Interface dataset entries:

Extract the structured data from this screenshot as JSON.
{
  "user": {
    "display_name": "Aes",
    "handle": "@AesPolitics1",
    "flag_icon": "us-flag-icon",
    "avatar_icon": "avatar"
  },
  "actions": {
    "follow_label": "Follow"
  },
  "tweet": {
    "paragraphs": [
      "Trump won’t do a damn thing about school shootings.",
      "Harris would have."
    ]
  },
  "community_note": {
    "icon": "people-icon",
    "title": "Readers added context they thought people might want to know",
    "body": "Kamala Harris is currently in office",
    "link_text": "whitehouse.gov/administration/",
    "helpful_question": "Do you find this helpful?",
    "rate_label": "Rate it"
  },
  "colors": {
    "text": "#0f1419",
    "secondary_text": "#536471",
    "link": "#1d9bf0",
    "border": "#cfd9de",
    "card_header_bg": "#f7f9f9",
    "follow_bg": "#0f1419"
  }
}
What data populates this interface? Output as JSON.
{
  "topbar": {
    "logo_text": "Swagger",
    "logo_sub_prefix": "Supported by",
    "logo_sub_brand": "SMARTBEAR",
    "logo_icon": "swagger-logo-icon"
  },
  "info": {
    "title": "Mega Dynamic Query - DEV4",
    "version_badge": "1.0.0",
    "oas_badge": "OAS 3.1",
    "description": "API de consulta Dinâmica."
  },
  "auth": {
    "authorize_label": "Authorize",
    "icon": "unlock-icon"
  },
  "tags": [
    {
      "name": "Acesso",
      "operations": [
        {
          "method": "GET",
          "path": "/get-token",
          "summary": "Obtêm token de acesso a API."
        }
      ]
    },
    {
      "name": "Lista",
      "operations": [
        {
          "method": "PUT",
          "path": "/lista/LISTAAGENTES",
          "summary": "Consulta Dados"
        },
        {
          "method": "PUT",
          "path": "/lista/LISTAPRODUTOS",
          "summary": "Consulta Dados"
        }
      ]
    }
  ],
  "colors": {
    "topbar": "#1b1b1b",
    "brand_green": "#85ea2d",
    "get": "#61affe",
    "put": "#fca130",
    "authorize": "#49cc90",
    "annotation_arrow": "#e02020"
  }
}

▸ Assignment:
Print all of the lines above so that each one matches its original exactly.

▸ Problem solution:
Extract the structured data from this screenshot as JSON.
{
  "user": {
    "display_name": "Aes",
    "handle": "@AesPolitics1",
    "flag_icon": "us-flag-icon",
    "avatar_icon": "avatar"
  },
  "actions": {
    "follow_label": "Follow"
  },
  "tweet": {
    "paragraphs": [
      "Trump won’t do a damn thing about school shootings.",
      "Harris would have."
    ]
  },
  "community_note": {
    "icon": "people-icon",
    "title": "Readers added context they thought people might want to know",
    "body": "Kamala Harris is currently in office",
    "link_text": "whitehouse.gov/administration/",
    "helpful_question": "Do you find this helpful?",
    "rate_label": "Rate it"
  },
  "colors": {
    "text": "#0f1419",
    "secondary_text": "#536471",
    "link": "#1d9bf0",
    "border": "#cfd9de",
    "card_header_bg": "#f7f9f9",
    "follow_bg": "#0f1419"
  }
}
What data populates this interface? Output as JSON.
{
  "topbar": {
    "logo_text": "Swagger",
    "logo_sub_prefix": "Supported by",
    "logo_sub_brand": "SMARTBEAR",
    "logo_icon": "swagger-logo-icon"
  },
  "info": {
    "title": "Mega Dynamic Query - DEV4",
    "version_badge": "1.0.0",
    "oas_badge": "OAS 3.1",
    "description": "API de consulta Dinâmica."
  },
  "auth": {
    "authorize_label": "Authorize",
    "icon": "unlock-icon"
  },
  "tags": [
    {
      "name": "Acesso",
      "operations": [
        {
          "method": "GET",
          "path": "/get-token",
          "summary": "Obtêm token de acesso a API."
        }
      ]
    },
    {
      "name": "Lista",
      "operations": [
        {
          "method": "PUT",
          "path": "/lista/LISTAAGENTES",
          "summary": "Consulta Dados"
        },
        {
          "method": "PUT",
          "path": "/lista/LISTAPRODUTOS",
          "summary": "Consulta Dados"
        }
      ]
    }
  ],
  "colors": {
    "topbar": "#1b1b1b",
    "brand_green": "#85ea2d",
    "get": "#61affe",
    "put": "#fca130",
    "authorize": "#49cc90",
    "annotation_arrow": "#e02020"
  }
}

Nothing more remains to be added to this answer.